The photographs were lovely - and that limerick made me smile! Good thing yyu came upon these treasures!

GatheringBooks said...

I was so taken by the photos of the lovely lovely baby! So pink and so beautiful.

I like how (as David puts it) our 'old writing 'finds' us' - and somehow it rolls differently in our tongue, its taste and nuance subtly comforting yet strange given who we are at present

Tabatha said...

How fun to spend time with your granddaughter, and to find your old poems! Wonderful wordplay you have in them :-) I wouldn't put them back in bins if I were you.

My youngest child and I come up with stories together at bedtime and "beanstalks" are our recurring motif, so I will have to share your limerick with her.

essay writing said...

So pretty cute baby!

Linda B said...

I've named you a Versatile Blogger. Check it out!

Elaine Magliaro said...

Thanks to all for your comments about my newly discovered poems.



Thank you. I'll check it out. I've been spending a lot of time lately visiting with my little granddaughter and helping out with her and with meals. My husband's been doing some chef work too. On Sunday, he cooked up a pot of fish chowder and made pizza from scratch. Yum!

I haven't been blogging as much because I've been away from home so often--but I'm having sooooo much fun. I love being a grandma!

Linda B said...

I will miss you blogs not being out so often. But I agree that being a grandparent is very, very nice. Your granddaughter is beautiful. I love seeing how she's changing already.

Anonymous said...

Definitely do more work on these poems .... but not much.

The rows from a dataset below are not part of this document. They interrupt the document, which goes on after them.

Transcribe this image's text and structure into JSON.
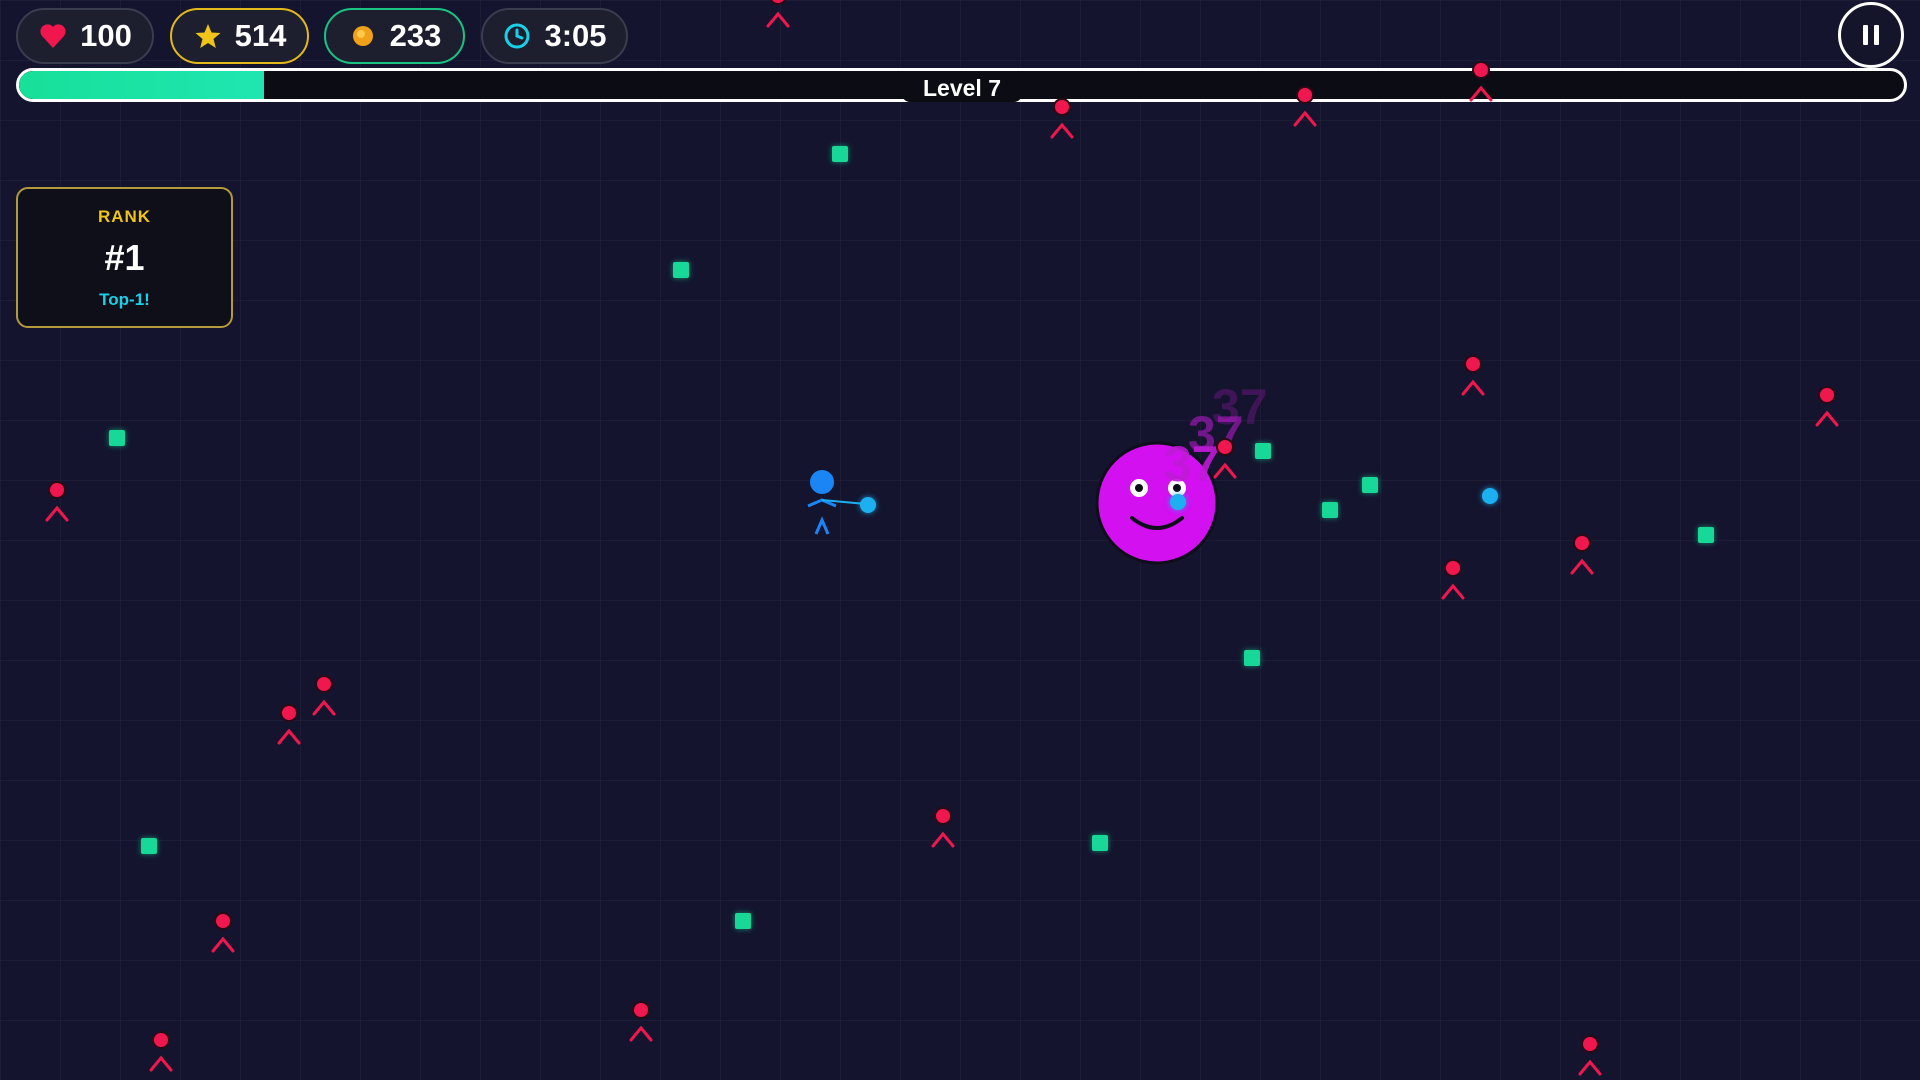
{
  "hud": {
    "health": "100",
    "score": "514",
    "coins": "233",
    "timer": "3:05",
    "icons": {
      "health": "heart-icon",
      "score": "star-icon",
      "coins": "coin-icon",
      "timer": "clock-icon",
      "pause": "pause-icon"
    }
  },
  "progress": {
    "level_label": "Level 7",
    "fill_fraction": 0.13
  },
  "rank": {
    "title": "RANK",
    "value": "#1",
    "subtitle": "Top-1!"
  },
  "damage_numbers": [
    "37",
    "37",
    "37"
  ],
  "colors": {
    "background": "#14142e",
    "enemy": "#f0164e",
    "gem": "#17d896",
    "orb": "#1cb0f0",
    "player": "#1a86f5",
    "boss": "#d210f0",
    "progress": "#17e09a",
    "score_accent": "#e3b91a",
    "coin_accent": "#19c483",
    "rank_accent": "#f0c419",
    "rank_sub": "#1ad0e8"
  }
}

They are beautiful. Your granddaughter is beautiful. Speaking as a grandmother of 4, they are the moon and the sky. Poetry and grandchildren; "what a wonderful world."

Rebecca Kai Dotlich

Anonymous said...

I haven't decided whether I should do more work on these poems--or just put them back in platic bins.

--- My previous comment was in answer to your question :) Went back today to make sure the post went thru, and thinking I should have made that clear -- So I meant of course work on them and or just get them out, as opposed to putting them back in the bins! R